Record extracts below:
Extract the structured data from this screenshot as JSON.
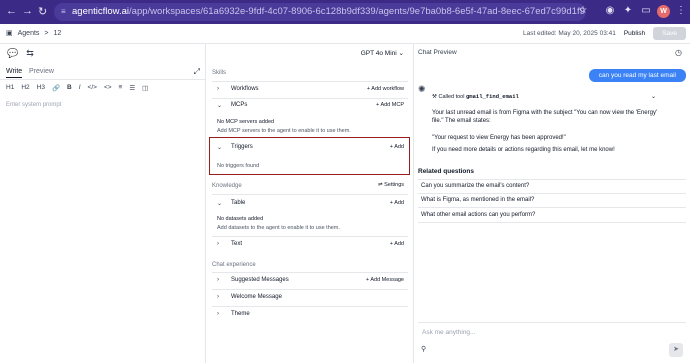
{
  "browser": {
    "url_host": "agenticflow.ai",
    "url_path": "/app/workspaces/61a6932e-9fdf-4c07-8906-6c128b9df339/agents/9e7ba0b8-6e5f-47ad-8eec-67ed7c99d1f9?threadId=c1eb...",
    "avatar_letter": "W"
  },
  "topbar": {
    "crumb_root": "Agents",
    "crumb_sep": ">",
    "crumb_current": "12",
    "last_edited": "Last edited: May 20, 2025 03:41",
    "publish": "Publish",
    "save": "Save"
  },
  "editor": {
    "tab_write": "Write",
    "tab_preview": "Preview",
    "fmt": [
      "H1",
      "H2",
      "H3",
      "🔗",
      "B",
      "I",
      "</>",
      "<>",
      "≡",
      "☰",
      "◫"
    ],
    "placeholder": "Enter system prompt"
  },
  "config": {
    "model": "GPT 4o Mini",
    "skills_label": "Skills",
    "workflows": "Workflows",
    "add_workflow": "+ Add workflow",
    "mcps": "MCPs",
    "add_mcp": "+ Add MCP",
    "no_mcp_title": "No MCP servers added",
    "no_mcp_sub": "Add MCP servers to the agent to enable it to use them.",
    "triggers": "Triggers",
    "add_trigger": "+ Add",
    "no_triggers": "No triggers found",
    "knowledge_label": "Knowledge",
    "settings": "Settings",
    "table": "Table",
    "add_table": "+ Add",
    "no_datasets_title": "No datasets added",
    "no_datasets_sub": "Add datasets to the agent to enable it to use them.",
    "text": "Text",
    "add_text": "+ Add",
    "chat_exp_label": "Chat experience",
    "suggested": "Suggested Messages",
    "add_message": "+ Add Message",
    "welcome": "Welcome Message",
    "theme": "Theme"
  },
  "chat": {
    "title": "Chat Preview",
    "user_msg": "can you read my last email",
    "tool_prefix": "Called tool",
    "tool_name": "gmail_find_email",
    "reply_1": "Your last unread email is from Figma with the subject \"You can now view the 'Energy' file.\" The email states:",
    "reply_2": "\"Your request to view Energy has been approved!\"",
    "reply_3": "If you need more details or actions regarding this email, let me know!",
    "related_title": "Related questions",
    "related": [
      "Can you summarize the email's content?",
      "What is Figma, as mentioned in the email?",
      "What other email actions can you perform?"
    ],
    "input_placeholder": "Ask me anything..."
  }
}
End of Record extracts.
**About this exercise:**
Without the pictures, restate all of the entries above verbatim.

**Response box:**
Extract the structured data from this screenshot as JSON.
{
  "browser": {
    "url_host": "agenticflow.ai",
    "url_path": "/app/workspaces/61a6932e-9fdf-4c07-8906-6c128b9df339/agents/9e7ba0b8-6e5f-47ad-8eec-67ed7c99d1f9?threadId=c1eb...",
    "avatar_letter": "W"
  },
  "topbar": {
    "crumb_root": "Agents",
    "crumb_sep": ">",
    "crumb_current": "12",
    "last_edited": "Last edited: May 20, 2025 03:41",
    "publish": "Publish",
    "save": "Save"
  },
  "editor": {
    "tab_write": "Write",
    "tab_preview": "Preview",
    "fmt": [
      "H1",
      "H2",
      "H3",
      "🔗",
      "B",
      "I",
      "</>",
      "<>",
      "≡",
      "☰",
      "◫"
    ],
    "placeholder": "Enter system prompt"
  },
  "config": {
    "model": "GPT 4o Mini",
    "skills_label": "Skills",
    "workflows": "Workflows",
    "add_workflow": "+ Add workflow",
    "mcps": "MCPs",
    "add_mcp": "+ Add MCP",
    "no_mcp_title": "No MCP servers added",
    "no_mcp_sub": "Add MCP servers to the agent to enable it to use them.",
    "triggers": "Triggers",
    "add_trigger": "+ Add",
    "no_triggers": "No triggers found",
    "knowledge_label": "Knowledge",
    "settings": "Settings",
    "table": "Table",
    "add_table": "+ Add",
    "no_datasets_title": "No datasets added",
    "no_datasets_sub": "Add datasets to the agent to enable it to use them.",
    "text": "Text",
    "add_text": "+ Add",
    "chat_exp_label": "Chat experience",
    "suggested": "Suggested Messages",
    "add_message": "+ Add Message",
    "welcome": "Welcome Message",
    "theme": "Theme"
  },
  "chat": {
    "title": "Chat Preview",
    "user_msg": "can you read my last email",
    "tool_prefix": "Called tool",
    "tool_name": "gmail_find_email",
    "reply_1": "Your last unread email is from Figma with the subject \"You can now view the 'Energy' file.\" The email states:",
    "reply_2": "\"Your request to view Energy has been approved!\"",
    "reply_3": "If you need more details or actions regarding this email, let me know!",
    "related_title": "Related questions",
    "related": [
      "Can you summarize the email's content?",
      "What is Figma, as mentioned in the email?",
      "What other email actions can you perform?"
    ],
    "input_placeholder": "Ask me anything..."
  }
}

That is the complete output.